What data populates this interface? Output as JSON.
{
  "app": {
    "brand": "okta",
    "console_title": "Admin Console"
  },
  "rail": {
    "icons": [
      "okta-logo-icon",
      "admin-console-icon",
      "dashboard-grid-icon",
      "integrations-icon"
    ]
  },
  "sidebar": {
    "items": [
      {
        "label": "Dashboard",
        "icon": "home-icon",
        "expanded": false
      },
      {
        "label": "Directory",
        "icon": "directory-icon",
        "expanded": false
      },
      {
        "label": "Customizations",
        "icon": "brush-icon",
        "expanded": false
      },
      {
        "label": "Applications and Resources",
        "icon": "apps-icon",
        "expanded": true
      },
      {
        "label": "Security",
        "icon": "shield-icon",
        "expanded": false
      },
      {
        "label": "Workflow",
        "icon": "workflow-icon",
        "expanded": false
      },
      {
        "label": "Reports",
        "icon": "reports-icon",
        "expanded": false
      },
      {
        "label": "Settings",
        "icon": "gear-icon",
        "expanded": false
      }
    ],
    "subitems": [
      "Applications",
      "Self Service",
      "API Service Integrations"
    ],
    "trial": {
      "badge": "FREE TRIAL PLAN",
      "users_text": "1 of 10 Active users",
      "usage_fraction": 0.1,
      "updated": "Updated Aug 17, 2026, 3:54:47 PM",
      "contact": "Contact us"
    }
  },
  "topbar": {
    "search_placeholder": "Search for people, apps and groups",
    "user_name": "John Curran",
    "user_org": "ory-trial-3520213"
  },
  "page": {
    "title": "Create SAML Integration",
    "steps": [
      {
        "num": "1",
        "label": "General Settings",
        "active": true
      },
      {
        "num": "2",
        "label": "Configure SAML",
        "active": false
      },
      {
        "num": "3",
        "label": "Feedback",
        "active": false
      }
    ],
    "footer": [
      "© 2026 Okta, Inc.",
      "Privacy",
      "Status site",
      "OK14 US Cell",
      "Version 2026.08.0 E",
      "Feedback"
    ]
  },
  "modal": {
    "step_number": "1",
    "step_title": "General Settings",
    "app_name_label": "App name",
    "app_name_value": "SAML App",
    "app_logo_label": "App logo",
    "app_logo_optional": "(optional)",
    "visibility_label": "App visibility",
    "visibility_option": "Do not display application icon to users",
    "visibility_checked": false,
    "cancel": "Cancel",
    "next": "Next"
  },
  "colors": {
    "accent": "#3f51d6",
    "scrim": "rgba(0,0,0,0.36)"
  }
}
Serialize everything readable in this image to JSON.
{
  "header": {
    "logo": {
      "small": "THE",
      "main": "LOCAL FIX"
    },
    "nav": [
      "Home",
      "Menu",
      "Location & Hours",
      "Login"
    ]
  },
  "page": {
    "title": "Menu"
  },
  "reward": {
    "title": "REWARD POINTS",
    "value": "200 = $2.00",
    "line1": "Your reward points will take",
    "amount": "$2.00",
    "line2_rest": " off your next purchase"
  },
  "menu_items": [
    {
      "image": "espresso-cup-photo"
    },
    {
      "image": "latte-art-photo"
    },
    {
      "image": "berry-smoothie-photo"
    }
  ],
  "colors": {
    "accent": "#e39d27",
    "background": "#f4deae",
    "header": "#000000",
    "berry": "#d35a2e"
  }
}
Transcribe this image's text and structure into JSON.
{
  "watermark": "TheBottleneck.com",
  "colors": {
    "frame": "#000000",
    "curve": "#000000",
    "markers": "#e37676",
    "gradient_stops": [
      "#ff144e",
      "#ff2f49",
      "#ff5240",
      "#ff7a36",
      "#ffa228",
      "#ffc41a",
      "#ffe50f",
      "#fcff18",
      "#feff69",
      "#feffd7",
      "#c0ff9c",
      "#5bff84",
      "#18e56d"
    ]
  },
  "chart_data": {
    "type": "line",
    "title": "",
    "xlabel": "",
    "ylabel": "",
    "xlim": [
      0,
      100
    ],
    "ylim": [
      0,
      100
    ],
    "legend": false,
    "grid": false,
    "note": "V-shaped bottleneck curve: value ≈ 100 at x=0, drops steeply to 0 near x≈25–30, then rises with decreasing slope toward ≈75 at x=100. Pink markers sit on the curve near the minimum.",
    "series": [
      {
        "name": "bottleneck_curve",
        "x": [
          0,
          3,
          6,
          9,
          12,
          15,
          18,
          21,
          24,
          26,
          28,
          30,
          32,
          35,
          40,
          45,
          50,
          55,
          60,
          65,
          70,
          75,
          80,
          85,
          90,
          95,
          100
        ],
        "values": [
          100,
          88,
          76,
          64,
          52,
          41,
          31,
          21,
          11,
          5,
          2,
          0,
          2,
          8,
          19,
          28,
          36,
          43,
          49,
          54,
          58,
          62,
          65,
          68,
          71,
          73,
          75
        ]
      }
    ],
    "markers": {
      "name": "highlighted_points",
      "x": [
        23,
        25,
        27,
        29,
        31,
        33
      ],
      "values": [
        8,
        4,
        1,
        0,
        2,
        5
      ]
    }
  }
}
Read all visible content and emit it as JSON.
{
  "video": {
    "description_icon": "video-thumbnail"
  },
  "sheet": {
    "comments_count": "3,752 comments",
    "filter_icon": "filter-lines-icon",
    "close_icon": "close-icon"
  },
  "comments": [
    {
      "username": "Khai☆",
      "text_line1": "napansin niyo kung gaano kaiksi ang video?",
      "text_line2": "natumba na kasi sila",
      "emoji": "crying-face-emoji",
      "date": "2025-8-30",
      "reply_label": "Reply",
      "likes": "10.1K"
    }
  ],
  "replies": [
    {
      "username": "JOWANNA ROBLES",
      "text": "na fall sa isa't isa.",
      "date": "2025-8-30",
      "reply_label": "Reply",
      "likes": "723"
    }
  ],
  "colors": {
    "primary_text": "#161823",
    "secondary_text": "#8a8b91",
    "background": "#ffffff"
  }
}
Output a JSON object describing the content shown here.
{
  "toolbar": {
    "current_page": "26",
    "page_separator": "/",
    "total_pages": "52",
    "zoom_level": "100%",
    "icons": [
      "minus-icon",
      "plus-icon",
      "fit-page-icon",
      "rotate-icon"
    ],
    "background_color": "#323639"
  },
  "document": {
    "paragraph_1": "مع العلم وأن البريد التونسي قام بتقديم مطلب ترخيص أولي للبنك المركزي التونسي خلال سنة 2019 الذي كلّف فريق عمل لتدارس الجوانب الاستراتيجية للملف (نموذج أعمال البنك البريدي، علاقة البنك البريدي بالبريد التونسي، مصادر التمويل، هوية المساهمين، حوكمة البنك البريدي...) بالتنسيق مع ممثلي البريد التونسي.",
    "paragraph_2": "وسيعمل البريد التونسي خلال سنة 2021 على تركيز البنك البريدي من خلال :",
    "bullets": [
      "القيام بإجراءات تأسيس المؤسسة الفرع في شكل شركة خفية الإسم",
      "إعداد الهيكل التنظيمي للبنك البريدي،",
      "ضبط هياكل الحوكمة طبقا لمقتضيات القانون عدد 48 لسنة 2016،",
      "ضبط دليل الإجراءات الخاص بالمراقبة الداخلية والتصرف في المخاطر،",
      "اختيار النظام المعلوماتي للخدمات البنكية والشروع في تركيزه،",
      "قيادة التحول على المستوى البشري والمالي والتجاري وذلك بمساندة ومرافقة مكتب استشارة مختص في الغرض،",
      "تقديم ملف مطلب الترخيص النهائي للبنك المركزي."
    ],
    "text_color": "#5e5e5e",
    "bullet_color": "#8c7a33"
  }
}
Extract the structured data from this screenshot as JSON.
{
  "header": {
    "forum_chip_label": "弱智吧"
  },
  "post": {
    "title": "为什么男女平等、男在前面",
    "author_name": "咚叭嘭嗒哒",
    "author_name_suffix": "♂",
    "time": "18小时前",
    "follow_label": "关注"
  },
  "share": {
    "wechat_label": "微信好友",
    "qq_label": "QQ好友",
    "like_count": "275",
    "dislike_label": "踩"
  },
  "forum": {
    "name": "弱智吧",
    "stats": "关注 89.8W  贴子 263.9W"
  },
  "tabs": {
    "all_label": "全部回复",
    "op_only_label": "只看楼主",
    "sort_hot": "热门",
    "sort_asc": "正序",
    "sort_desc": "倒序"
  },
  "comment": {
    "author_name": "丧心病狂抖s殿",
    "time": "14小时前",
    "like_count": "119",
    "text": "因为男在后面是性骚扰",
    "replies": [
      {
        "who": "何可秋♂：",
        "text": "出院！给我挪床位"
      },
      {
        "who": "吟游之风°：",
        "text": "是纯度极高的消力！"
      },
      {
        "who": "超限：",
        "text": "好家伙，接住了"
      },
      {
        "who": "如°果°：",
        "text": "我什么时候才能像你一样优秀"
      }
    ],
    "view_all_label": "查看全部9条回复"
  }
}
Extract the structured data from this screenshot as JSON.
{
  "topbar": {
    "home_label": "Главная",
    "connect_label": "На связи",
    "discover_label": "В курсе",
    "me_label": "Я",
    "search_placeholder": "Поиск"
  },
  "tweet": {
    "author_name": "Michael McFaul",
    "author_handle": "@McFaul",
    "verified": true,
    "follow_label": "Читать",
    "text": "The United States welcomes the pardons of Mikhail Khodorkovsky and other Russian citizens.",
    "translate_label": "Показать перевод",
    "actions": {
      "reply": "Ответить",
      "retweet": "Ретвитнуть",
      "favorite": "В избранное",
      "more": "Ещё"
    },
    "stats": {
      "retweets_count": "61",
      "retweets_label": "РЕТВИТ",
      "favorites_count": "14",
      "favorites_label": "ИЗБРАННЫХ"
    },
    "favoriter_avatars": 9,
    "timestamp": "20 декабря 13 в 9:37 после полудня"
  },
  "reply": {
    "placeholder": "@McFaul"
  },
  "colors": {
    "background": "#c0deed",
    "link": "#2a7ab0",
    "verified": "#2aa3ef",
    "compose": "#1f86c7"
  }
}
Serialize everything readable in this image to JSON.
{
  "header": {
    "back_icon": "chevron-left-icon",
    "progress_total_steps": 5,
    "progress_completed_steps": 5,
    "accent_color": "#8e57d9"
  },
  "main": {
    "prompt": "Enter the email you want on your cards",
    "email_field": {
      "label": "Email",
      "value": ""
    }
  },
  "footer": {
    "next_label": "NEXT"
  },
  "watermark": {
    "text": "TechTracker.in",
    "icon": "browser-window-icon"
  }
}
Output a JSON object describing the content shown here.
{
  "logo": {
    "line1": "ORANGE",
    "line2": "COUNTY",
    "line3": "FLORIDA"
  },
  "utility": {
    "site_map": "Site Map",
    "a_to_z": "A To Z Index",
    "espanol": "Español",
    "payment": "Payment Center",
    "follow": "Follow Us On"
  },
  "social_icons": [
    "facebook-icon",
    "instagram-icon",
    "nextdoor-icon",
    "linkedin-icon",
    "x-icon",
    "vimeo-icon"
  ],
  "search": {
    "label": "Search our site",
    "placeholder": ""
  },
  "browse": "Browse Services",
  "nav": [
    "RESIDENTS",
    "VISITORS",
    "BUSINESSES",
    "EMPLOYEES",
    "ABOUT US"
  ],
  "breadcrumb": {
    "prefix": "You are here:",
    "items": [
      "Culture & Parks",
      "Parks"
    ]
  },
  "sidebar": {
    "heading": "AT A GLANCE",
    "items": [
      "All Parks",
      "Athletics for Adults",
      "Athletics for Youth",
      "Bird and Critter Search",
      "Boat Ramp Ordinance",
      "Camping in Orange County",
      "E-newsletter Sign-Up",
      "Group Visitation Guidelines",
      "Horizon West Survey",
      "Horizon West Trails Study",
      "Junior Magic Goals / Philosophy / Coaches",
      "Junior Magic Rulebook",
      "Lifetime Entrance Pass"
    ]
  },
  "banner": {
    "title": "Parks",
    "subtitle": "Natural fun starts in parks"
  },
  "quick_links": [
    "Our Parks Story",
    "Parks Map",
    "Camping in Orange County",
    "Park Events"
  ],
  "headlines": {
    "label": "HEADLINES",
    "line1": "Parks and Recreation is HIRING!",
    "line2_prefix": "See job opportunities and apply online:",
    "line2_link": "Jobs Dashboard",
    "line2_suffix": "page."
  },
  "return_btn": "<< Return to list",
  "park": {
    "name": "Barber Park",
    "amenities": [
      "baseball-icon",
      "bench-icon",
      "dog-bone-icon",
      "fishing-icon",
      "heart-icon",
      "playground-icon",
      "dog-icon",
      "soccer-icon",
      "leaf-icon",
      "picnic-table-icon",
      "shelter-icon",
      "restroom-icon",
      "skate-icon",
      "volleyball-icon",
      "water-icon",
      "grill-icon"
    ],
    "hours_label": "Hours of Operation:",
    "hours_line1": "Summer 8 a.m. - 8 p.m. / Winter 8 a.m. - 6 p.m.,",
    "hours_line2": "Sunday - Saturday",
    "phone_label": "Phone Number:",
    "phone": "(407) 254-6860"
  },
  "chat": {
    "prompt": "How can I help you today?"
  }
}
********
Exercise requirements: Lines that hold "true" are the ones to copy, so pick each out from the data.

Task response:
        "expanded": true
        "active": true
    "verified": true,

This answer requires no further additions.